§ PROBLEM TO SOLVE
Extract each line of the data below exactly as written.

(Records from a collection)
--*--
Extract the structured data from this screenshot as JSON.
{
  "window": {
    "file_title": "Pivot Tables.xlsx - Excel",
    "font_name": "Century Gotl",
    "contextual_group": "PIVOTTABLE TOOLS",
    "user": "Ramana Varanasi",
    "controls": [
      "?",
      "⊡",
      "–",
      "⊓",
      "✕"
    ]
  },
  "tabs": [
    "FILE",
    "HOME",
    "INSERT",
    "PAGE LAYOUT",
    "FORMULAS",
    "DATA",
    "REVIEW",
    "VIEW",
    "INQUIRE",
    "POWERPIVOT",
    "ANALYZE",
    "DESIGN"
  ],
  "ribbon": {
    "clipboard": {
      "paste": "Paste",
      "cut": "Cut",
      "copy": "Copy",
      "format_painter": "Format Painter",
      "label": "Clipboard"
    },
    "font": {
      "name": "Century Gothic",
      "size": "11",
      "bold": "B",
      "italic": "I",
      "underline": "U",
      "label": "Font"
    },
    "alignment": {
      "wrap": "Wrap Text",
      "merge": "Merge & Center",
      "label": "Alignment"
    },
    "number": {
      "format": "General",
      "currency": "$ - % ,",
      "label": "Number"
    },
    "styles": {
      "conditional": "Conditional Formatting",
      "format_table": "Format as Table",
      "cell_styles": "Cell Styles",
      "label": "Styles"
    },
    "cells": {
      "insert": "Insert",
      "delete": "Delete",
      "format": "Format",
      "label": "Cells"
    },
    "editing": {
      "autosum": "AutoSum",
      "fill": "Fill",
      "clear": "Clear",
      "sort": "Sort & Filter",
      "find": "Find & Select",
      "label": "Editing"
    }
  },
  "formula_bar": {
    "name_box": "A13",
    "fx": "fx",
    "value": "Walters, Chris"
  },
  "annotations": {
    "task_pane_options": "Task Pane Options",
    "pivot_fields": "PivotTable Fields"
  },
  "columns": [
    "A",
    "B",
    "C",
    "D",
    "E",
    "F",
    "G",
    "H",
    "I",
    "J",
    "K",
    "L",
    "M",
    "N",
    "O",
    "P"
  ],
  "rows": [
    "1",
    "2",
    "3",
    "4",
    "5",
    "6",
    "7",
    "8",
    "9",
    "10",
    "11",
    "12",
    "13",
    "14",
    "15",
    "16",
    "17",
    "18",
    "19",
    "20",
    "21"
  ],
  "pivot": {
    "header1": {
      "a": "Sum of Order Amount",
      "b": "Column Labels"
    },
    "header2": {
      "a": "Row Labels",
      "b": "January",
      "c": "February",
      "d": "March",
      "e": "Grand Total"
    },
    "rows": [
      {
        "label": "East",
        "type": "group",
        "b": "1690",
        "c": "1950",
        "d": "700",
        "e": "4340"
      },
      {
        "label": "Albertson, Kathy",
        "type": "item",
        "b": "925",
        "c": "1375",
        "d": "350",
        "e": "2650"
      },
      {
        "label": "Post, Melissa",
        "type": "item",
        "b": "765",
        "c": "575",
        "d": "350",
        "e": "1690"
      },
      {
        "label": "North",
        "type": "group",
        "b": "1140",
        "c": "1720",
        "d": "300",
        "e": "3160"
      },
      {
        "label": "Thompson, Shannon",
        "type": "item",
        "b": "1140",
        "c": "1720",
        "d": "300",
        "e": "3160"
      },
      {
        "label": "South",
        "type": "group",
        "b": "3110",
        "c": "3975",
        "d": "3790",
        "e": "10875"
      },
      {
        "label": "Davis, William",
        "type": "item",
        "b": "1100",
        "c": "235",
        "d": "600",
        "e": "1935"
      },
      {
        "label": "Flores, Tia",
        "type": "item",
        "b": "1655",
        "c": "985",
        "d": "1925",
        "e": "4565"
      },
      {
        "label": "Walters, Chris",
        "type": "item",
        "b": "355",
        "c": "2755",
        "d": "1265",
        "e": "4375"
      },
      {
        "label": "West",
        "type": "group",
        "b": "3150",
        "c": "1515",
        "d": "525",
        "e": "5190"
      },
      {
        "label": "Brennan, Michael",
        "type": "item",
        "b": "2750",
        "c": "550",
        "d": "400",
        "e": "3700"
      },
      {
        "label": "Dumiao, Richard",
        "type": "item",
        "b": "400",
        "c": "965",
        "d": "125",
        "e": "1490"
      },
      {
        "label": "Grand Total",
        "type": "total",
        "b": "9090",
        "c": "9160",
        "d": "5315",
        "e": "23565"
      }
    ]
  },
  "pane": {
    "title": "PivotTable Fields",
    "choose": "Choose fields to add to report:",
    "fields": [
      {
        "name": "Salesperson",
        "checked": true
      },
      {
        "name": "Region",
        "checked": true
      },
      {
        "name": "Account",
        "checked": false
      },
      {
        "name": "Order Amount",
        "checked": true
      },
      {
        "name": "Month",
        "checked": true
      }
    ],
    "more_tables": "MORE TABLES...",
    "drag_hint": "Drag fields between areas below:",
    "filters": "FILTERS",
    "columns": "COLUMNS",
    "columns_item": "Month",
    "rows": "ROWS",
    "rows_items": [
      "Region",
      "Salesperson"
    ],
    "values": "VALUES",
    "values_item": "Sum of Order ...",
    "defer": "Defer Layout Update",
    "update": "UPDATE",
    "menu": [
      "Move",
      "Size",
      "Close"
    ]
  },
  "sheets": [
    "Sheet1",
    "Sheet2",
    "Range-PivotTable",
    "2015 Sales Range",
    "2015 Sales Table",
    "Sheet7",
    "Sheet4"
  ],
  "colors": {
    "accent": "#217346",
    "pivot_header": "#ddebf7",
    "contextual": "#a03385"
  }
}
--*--
§ EXERCISE RESPONSE
Extract the structured data from this screenshot as JSON.
{
  "window": {
    "file_title": "Pivot Tables.xlsx - Excel",
    "font_name": "Century Gotl",
    "contextual_group": "PIVOTTABLE TOOLS",
    "user": "Ramana Varanasi",
    "controls": [
      "?",
      "⊡",
      "–",
      "⊓",
      "✕"
    ]
  },
  "tabs": [
    "FILE",
    "HOME",
    "INSERT",
    "PAGE LAYOUT",
    "FORMULAS",
    "DATA",
    "REVIEW",
    "VIEW",
    "INQUIRE",
    "POWERPIVOT",
    "ANALYZE",
    "DESIGN"
  ],
  "ribbon": {
    "clipboard": {
      "paste": "Paste",
      "cut": "Cut",
      "copy": "Copy",
      "format_painter": "Format Painter",
      "label": "Clipboard"
    },
    "font": {
      "name": "Century Gothic",
      "size": "11",
      "bold": "B",
      "italic": "I",
      "underline": "U",
      "label": "Font"
    },
    "alignment": {
      "wrap": "Wrap Text",
      "merge": "Merge & Center",
      "label": "Alignment"
    },
    "number": {
      "format": "General",
      "currency": "$ - % ,",
      "label": "Number"
    },
    "styles": {
      "conditional": "Conditional Formatting",
      "format_table": "Format as Table",
      "cell_styles": "Cell Styles",
      "label": "Styles"
    },
    "cells": {
      "insert": "Insert",
      "delete": "Delete",
      "format": "Format",
      "label": "Cells"
    },
    "editing": {
      "autosum": "AutoSum",
      "fill": "Fill",
      "clear": "Clear",
      "sort": "Sort & Filter",
      "find": "Find & Select",
      "label": "Editing"
    }
  },
  "formula_bar": {
    "name_box": "A13",
    "fx": "fx",
    "value": "Walters, Chris"
  },
  "annotations": {
    "task_pane_options": "Task Pane Options",
    "pivot_fields": "PivotTable Fields"
  },
  "columns": [
    "A",
    "B",
    "C",
    "D",
    "E",
    "F",
    "G",
    "H",
    "I",
    "J",
    "K",
    "L",
    "M",
    "N",
    "O",
    "P"
  ],
  "rows": [
    "1",
    "2",
    "3",
    "4",
    "5",
    "6",
    "7",
    "8",
    "9",
    "10",
    "11",
    "12",
    "13",
    "14",
    "15",
    "16",
    "17",
    "18",
    "19",
    "20",
    "21"
  ],
  "pivot": {
    "header1": {
      "a": "Sum of Order Amount",
      "b": "Column Labels"
    },
    "header2": {
      "a": "Row Labels",
      "b": "January",
      "c": "February",
      "d": "March",
      "e": "Grand Total"
    },
    "rows": [
      {
        "label": "East",
        "type": "group",
        "b": "1690",
        "c": "1950",
        "d": "700",
        "e": "4340"
      },
      {
        "label": "Albertson, Kathy",
        "type": "item",
        "b": "925",
        "c": "1375",
        "d": "350",
        "e": "2650"
      },
      {
        "label": "Post, Melissa",
        "type": "item",
        "b": "765",
        "c": "575",
        "d": "350",
        "e": "1690"
      },
      {
        "label": "North",
        "type": "group",
        "b": "1140",
        "c": "1720",
        "d": "300",
        "e": "3160"
      },
      {
        "label": "Thompson, Shannon",
        "type": "item",
        "b": "1140",
        "c": "1720",
        "d": "300",
        "e": "3160"
      },
      {
        "label": "South",
        "type": "group",
        "b": "3110",
        "c": "3975",
        "d": "3790",
        "e": "10875"
      },
      {
        "label": "Davis, William",
        "type": "item",
        "b": "1100",
        "c": "235",
        "d": "600",
        "e": "1935"
      },
      {
        "label": "Flores, Tia",
        "type": "item",
        "b": "1655",
        "c": "985",
        "d": "1925",
        "e": "4565"
      },
      {
        "label": "Walters, Chris",
        "type": "item",
        "b": "355",
        "c": "2755",
        "d": "1265",
        "e": "4375"
      },
      {
        "label": "West",
        "type": "group",
        "b": "3150",
        "c": "1515",
        "d": "525",
        "e": "5190"
      },
      {
        "label": "Brennan, Michael",
        "type": "item",
        "b": "2750",
        "c": "550",
        "d": "400",
        "e": "3700"
      },
      {
        "label": "Dumiao, Richard",
        "type": "item",
        "b": "400",
        "c": "965",
        "d": "125",
        "e": "1490"
      },
      {
        "label": "Grand Total",
        "type": "total",
        "b": "9090",
        "c": "9160",
        "d": "5315",
        "e": "23565"
      }
    ]
  },
  "pane": {
    "title": "PivotTable Fields",
    "choose": "Choose fields to add to report:",
    "fields": [
      {
        "name": "Salesperson",
        "checked": true
      },
      {
        "name": "Region",
        "checked": true
      },
      {
        "name": "Account",
        "checked": false
      },
      {
        "name": "Order Amount",
        "checked": true
      },
      {
        "name": "Month",
        "checked": true
      }
    ],
    "more_tables": "MORE TABLES...",
    "drag_hint": "Drag fields between areas below:",
    "filters": "FILTERS",
    "columns": "COLUMNS",
    "columns_item": "Month",
    "rows": "ROWS",
    "rows_items": [
      "Region",
      "Salesperson"
    ],
    "values": "VALUES",
    "values_item": "Sum of Order ...",
    "defer": "Defer Layout Update",
    "update": "UPDATE",
    "menu": [
      "Move",
      "Size",
      "Close"
    ]
  },
  "sheets": [
    "Sheet1",
    "Sheet2",
    "Range-PivotTable",
    "2015 Sales Range",
    "2015 Sales Table",
    "Sheet7",
    "Sheet4"
  ],
  "colors": {
    "accent": "#217346",
    "pivot_header": "#ddebf7",
    "contextual": "#a03385"
  }
}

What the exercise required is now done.